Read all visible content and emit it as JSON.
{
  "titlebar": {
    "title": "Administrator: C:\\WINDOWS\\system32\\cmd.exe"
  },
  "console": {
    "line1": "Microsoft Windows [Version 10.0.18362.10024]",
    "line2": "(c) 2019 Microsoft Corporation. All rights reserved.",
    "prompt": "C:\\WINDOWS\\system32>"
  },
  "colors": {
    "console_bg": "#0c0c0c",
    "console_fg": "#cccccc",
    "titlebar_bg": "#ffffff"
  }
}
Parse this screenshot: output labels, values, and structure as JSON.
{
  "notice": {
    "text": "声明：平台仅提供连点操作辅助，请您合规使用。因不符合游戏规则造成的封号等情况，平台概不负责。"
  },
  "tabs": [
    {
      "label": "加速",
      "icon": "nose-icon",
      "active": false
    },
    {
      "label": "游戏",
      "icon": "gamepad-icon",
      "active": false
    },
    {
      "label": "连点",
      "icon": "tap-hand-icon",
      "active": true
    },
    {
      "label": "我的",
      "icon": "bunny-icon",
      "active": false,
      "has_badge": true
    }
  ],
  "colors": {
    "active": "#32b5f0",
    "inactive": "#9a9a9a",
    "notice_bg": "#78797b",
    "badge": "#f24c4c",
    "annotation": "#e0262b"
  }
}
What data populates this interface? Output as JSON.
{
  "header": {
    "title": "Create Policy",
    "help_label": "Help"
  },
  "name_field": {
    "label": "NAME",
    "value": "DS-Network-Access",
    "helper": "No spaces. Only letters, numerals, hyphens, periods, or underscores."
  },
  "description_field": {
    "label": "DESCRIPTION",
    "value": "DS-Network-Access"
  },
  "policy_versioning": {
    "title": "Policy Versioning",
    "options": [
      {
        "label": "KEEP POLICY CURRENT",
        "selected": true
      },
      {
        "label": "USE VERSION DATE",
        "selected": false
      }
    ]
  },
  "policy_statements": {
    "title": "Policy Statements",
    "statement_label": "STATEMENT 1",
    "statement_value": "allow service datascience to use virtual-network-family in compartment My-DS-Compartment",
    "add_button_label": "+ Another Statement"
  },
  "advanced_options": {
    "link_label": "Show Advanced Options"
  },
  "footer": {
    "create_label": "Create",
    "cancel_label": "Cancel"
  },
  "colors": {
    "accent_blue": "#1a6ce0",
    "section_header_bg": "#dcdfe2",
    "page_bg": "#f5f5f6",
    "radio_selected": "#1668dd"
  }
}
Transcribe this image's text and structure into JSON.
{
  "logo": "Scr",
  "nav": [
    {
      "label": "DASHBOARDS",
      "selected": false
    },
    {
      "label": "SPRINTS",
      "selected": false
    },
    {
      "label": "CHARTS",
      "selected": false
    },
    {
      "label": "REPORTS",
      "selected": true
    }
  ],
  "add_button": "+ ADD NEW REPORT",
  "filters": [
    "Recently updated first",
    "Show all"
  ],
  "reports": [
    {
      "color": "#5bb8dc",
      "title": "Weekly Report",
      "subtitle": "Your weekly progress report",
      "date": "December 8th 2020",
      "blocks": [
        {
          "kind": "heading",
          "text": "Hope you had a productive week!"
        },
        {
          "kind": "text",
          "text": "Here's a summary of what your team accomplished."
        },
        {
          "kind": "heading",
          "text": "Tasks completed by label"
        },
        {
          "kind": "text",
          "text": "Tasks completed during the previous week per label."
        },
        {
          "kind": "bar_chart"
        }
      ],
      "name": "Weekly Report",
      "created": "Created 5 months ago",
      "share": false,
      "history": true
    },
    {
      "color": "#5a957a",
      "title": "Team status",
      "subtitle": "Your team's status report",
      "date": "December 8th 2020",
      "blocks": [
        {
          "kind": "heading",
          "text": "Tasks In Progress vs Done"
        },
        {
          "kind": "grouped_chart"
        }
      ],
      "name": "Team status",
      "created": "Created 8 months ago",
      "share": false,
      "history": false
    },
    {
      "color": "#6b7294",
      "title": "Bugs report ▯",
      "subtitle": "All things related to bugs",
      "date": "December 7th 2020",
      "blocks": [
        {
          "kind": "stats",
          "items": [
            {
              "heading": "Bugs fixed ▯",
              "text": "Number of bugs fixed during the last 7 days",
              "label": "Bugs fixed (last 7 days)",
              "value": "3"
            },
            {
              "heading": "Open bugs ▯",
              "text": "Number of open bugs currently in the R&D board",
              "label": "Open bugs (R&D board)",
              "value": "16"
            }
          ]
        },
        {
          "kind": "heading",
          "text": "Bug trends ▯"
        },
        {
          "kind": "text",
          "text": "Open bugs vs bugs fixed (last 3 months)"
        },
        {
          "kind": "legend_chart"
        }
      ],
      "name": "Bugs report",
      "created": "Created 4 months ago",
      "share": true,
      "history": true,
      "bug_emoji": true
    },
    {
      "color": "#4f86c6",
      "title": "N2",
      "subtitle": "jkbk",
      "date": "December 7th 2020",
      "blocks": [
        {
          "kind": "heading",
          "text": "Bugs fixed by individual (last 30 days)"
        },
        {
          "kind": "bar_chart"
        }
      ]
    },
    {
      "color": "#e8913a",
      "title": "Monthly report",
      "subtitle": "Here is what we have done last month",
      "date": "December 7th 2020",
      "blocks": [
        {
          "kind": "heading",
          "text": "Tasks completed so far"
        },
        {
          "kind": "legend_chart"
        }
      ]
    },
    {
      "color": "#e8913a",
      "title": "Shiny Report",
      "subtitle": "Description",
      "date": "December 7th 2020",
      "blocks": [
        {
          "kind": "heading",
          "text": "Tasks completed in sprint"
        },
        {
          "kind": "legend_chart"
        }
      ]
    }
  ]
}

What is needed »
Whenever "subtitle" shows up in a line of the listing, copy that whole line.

Written answer »
      "subtitle": "Your weekly progress report",
      "subtitle": "Your team's status report",
      "subtitle": "All things related to bugs",
      "subtitle": "jkbk",
      "subtitle": "Here is what we have done last month",
      "subtitle": "Description",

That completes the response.